Throughout our public speaking course I have encouraged you not to read to your listeners. It's okay to read a short definition, quote, or testimonial—maybe a sentence or two, but seldom more. As we prepare and give a speech of tribute, however, I encourage you to write out exactly what you want to say.
Maybe the word manuscript is confusing. The Oxford American Desk Dictionary (2001) defines manuscript as a hand-written or typed text. That's what we're talking about for this speech. Just write out what you want to say and practice it often enough so that you can deliver it to your listenerswithout reading it. Look down at the text as needed to remember what comes next.
Remember that the key to a successful speech of tribute is telling your listeners what obstacles the person or organization you are honoring has overcome. Then tell them what remarkable contributions the person or organization has made to society despite all obstacles. It's the net gain from a tough beginning to a glorious conclusions that makes the lives of these noteworthy people or organizations so inspiring. We all want to do that—overcome our challenges and end up doing wonderful things for our world. If we see them doing it, we can better believe that it's possible for us.
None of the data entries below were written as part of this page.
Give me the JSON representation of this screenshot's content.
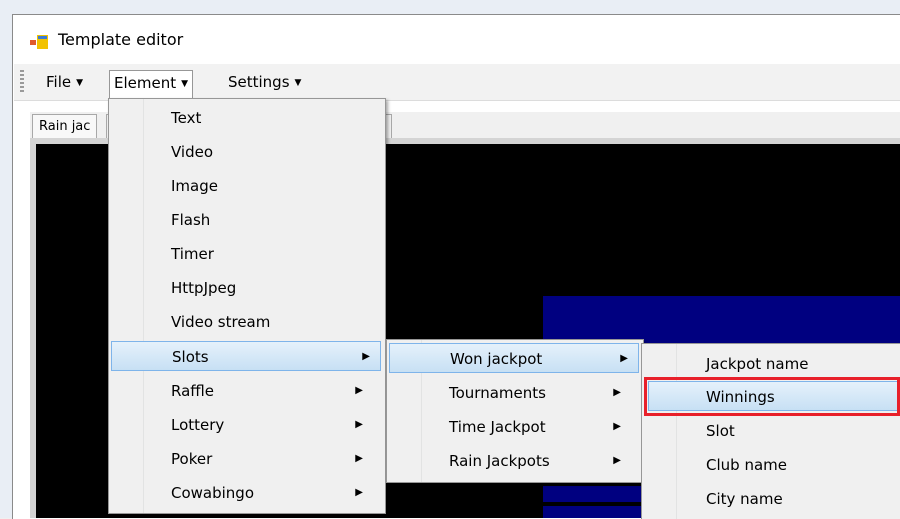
{
  "window": {
    "title": "Template editor",
    "icon": "app-window-icon"
  },
  "menubar": {
    "items": [
      {
        "label": "File"
      },
      {
        "label": "Element"
      },
      {
        "label": "Settings"
      }
    ]
  },
  "tabs": [
    {
      "label": "Rain jac"
    }
  ],
  "element_menu": {
    "items": [
      {
        "label": "Text"
      },
      {
        "label": "Video"
      },
      {
        "label": "Image"
      },
      {
        "label": "Flash"
      },
      {
        "label": "Timer"
      },
      {
        "label": "HttpJpeg"
      },
      {
        "label": "Video stream"
      },
      {
        "label": "Slots"
      },
      {
        "label": "Raffle"
      },
      {
        "label": "Lottery"
      },
      {
        "label": "Poker"
      },
      {
        "label": "Cowabingo"
      }
    ],
    "highlighted": "Slots"
  },
  "slots_menu": {
    "items": [
      {
        "label": "Won jackpot"
      },
      {
        "label": "Tournaments"
      },
      {
        "label": "Time Jackpot"
      },
      {
        "label": "Rain Jackpots"
      }
    ],
    "highlighted": "Won jackpot"
  },
  "won_jackpot_menu": {
    "items": [
      {
        "label": "Jackpot name"
      },
      {
        "label": "Winnings"
      },
      {
        "label": "Slot"
      },
      {
        "label": "Club name"
      },
      {
        "label": "City name"
      }
    ],
    "highlighted": "Winnings"
  },
  "colors": {
    "highlight_border": "#7eb4ea",
    "annotation_red": "#e8202a",
    "canvas_bg": "#000000",
    "canvas_block": "#000080"
  }
}
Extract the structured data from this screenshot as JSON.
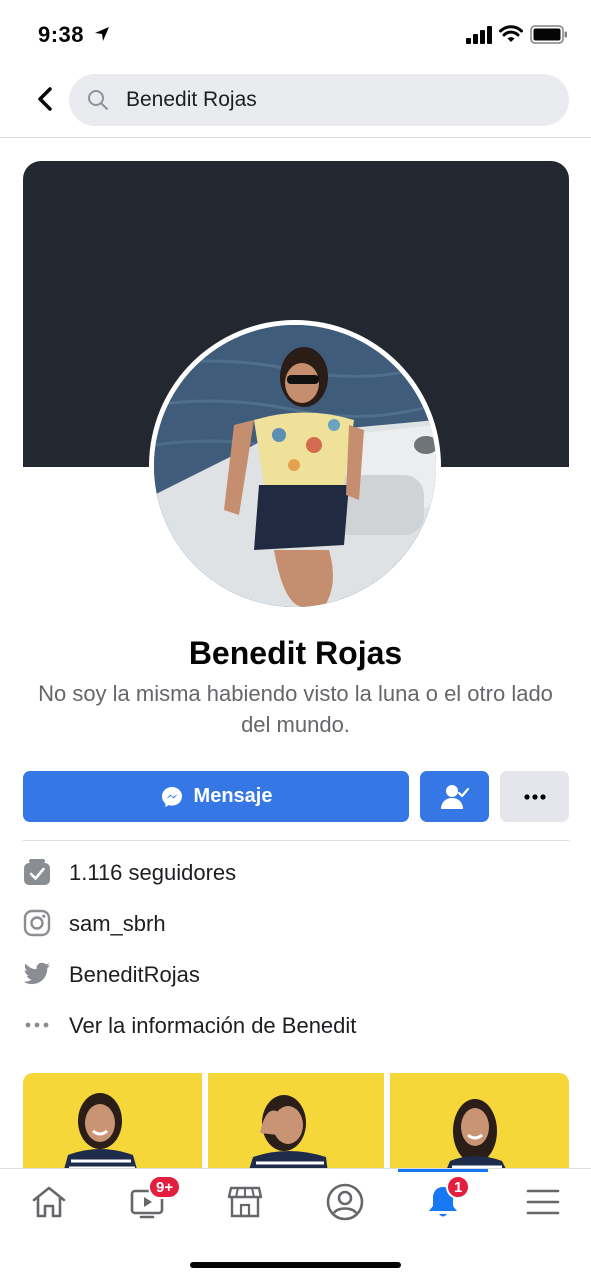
{
  "status_bar": {
    "time": "9:38"
  },
  "search": {
    "query": "Benedit Rojas"
  },
  "profile": {
    "name": "Benedit Rojas",
    "bio": "No soy la misma habiendo visto la luna o el otro lado del mundo."
  },
  "actions": {
    "message_label": "Mensaje"
  },
  "info": {
    "followers": "1.116 seguidores",
    "instagram": "sam_sbrh",
    "twitter": "BeneditRojas",
    "more_info": "Ver la información de Benedit"
  },
  "nav": {
    "watch_badge": "9+",
    "notifications_badge": "1",
    "active_tab": "notifications"
  },
  "colors": {
    "accent": "#3578e5",
    "badge": "#e41e3f",
    "cover": "#23272f"
  }
}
Make sure the person or organization you pay tribute to is a public figure—someone we could all learn more about if we choose to. These speeches will be fun to hear, and hopefully inspiring. And, they will give you firsthand experience in speaking from a manuscript.
Go for it.